You've probably heard the legend about the monster Nessie. It is an unknown creature that many people spot every year, but its existence has not actually been proven. I recommend a walk around the lake to see if you can find him.

Also, you can learn much more about him by visiting the Loch Ness Exhibition Center in Drumnadrochit, where the history is reviewed and where you can buy a souvenir of Nessie in the souvenir store. I leave you my article on how to get from Edinburgh to Loch Ness so you have all the information for this visit.

Book an excursion to Loch Ness

Second option: the locations of Outlander

The second proposal contemplates a special public but that, nowadays, is a multitude. Outlander is a television series based on the saga of novels by Diana Gabaldon, and many of its scenes were filmed throughout the Scottish territory.

Thousands of tourists a year set out to book an Outlander tour around Outlander locations. In fact, even if you're not a fan of the series, the places you'll visit are some of the most famous, representative and beautiful in all of Scotland, so be sure to keep that in mind.

Book an Outlander tour

Third option: Glasgow

Edinburgh is the star and its charm is unique, but Glasgow is the second most important city in Scotland and has to offer you very interesting sites such as:

  • St. Mungo's Cathedral: the only medieval cathedral in Scotland that remains standing. Its visit is free and will allow you to enjoy its Gothic style interior, with impressive stained glass windows.
  • The Necropolis is located next to the cathedral.
  • Its historical center, very nice and picturesque, having as main tourist point the George Square.
  • The Kelvingrove Museum: it has about 30 exhibitions, including some on Ancient Egypt, and an enviable architecture.

You can get to Glasgow very easily from Waverley train station, but you can also take a bus from Edinburgh Bus Station.

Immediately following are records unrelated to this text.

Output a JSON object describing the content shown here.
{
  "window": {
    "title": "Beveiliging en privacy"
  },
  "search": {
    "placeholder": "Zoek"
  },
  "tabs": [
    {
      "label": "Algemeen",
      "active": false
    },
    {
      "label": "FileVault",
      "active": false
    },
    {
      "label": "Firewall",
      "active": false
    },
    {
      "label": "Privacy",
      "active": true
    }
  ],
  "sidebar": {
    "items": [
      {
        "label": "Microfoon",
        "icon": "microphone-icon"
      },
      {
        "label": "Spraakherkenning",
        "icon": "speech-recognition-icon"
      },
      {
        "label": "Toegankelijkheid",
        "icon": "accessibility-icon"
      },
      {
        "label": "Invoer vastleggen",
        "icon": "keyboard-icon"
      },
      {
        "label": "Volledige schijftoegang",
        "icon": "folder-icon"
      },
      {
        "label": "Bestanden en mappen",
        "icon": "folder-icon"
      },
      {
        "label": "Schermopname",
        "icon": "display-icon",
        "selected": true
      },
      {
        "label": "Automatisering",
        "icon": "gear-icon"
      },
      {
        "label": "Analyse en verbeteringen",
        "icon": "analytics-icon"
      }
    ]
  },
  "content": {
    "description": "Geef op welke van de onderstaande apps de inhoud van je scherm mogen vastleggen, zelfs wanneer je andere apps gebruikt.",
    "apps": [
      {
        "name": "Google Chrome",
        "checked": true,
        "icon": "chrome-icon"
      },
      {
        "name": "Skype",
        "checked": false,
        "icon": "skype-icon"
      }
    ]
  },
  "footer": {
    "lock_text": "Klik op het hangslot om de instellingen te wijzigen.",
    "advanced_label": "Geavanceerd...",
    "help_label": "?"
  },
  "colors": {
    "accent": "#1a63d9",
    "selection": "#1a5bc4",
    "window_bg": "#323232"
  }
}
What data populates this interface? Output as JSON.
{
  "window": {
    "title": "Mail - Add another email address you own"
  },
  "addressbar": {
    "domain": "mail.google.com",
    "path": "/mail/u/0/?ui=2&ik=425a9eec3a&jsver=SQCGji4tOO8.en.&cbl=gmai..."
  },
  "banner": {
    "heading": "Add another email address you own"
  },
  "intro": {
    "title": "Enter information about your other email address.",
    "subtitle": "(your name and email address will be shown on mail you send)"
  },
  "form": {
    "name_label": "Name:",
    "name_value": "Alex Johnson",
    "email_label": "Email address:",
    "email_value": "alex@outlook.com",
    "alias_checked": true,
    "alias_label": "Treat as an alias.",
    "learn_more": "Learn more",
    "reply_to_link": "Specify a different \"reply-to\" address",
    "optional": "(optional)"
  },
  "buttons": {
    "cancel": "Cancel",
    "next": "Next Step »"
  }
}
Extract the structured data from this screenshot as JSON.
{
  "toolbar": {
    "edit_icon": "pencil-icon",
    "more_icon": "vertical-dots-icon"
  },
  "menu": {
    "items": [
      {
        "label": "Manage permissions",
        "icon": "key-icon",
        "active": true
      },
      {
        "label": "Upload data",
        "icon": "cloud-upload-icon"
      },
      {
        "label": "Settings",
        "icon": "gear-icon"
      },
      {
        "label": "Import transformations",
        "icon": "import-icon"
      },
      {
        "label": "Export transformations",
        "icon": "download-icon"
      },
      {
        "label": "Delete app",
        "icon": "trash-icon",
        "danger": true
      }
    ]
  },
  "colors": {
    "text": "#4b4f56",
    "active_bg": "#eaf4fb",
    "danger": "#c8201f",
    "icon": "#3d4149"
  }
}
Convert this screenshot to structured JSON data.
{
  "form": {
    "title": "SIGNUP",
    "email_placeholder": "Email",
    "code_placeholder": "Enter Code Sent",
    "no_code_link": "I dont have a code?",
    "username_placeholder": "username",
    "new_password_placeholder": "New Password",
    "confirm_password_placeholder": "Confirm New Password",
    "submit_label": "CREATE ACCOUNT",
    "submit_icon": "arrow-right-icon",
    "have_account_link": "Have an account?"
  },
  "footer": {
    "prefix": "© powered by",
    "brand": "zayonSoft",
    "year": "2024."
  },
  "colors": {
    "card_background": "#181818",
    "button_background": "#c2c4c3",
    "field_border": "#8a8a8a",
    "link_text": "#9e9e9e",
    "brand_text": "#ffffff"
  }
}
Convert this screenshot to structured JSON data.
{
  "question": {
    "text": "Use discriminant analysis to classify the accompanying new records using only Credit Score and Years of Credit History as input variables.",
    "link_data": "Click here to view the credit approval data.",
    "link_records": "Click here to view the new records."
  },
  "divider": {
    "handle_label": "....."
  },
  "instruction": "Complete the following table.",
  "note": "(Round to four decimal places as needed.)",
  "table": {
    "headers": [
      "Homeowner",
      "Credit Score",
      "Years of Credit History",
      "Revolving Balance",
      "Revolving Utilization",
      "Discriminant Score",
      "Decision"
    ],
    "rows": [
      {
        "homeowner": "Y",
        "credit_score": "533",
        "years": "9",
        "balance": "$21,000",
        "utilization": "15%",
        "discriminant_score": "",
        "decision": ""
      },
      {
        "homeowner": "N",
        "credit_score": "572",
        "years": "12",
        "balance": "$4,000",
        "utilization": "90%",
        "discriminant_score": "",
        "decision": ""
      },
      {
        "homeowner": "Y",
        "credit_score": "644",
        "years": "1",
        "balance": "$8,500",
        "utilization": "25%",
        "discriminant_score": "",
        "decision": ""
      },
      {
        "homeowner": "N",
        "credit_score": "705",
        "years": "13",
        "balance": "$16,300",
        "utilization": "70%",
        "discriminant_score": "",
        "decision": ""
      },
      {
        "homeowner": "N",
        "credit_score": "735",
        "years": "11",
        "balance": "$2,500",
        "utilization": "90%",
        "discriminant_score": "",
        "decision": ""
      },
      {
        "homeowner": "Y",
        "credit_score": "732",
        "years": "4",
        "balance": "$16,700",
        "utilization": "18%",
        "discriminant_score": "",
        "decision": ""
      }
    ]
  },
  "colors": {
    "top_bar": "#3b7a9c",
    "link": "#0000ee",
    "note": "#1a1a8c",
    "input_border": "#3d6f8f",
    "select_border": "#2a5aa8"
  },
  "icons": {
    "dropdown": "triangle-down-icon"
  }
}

It doesn't matter which transport you choose, as the journey time is about an hour and a half. Its main advantage is that you will be dropped off in the center of Glasgow.